Since the early days of the COVID-19 global pandemic through to today, it has been all hands-on deck to develop creative solutions to address all our partners’ parking, access, and screening needs.
And with our research and development team’s ingenuity, we have been able to find these solutions in the unlikeliest of places, using parking technology — itself industry-leading within the urban mobility market — to continue delivering value to our clients by addressing other issues they face, including social distancing and facility access.
We’ve done this by applying our know-how to virtualize the customer experience our clients offer to users of their facilities. By providing remote customer support, AI-driven self-serve functionality, biometrics-based access credentialing, and touchless on-site technology, we are streamlining how drivers get into and move through your facilities with a view to keeping everyone safe without adversely affecting the quality of the services we all rely on.
Photo Source: Findlaw blog (2021) Should Sidewalk Robots Have Legal Rights as Pedestrians?
About the Author:
Bern Grush is drafting ISO 4448 to prepare for the arrival of sidewalk robots, innovating incentive systems to help transit recover post-COVID (“Rideal”), and writing another book, tentatively: “Robots in Cities and Towns: A Guidebook”. He is co-author of The End of Driving: Transportation Systems and Public Policy Planning for Autonomous Vehicles (Elsevier, 2018) and the patent-holder for the fully-autonomous GPS-based parking meter, “Skymeter”. Bern is with Harmonize Mobility Inc.
- Henao, A. and Marshall, W. (2019) The impact of ride hailing on parking (and vice versa)
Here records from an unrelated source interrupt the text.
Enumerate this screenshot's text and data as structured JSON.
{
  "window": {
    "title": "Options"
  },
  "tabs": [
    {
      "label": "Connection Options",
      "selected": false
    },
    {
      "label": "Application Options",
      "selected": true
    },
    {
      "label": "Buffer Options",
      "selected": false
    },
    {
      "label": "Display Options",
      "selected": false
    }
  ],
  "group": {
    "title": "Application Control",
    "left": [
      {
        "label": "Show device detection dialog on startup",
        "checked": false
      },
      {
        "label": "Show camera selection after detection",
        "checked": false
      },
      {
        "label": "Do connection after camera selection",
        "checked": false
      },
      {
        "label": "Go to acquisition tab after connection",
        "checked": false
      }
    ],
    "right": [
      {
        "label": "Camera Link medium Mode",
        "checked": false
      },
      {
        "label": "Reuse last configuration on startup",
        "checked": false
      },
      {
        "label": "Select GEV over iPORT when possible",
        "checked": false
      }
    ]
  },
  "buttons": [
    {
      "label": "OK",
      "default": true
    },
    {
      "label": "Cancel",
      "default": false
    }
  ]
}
- Grush, B., (2021a) The Last Block: Towards an international standard to regulate and manage sidewalk robots. https://citm.ca//www/wp-content/uploads/2021/02/Harmonize-Mobility_The-Last-Block_21.02.01.pdf
3. Grush, ibid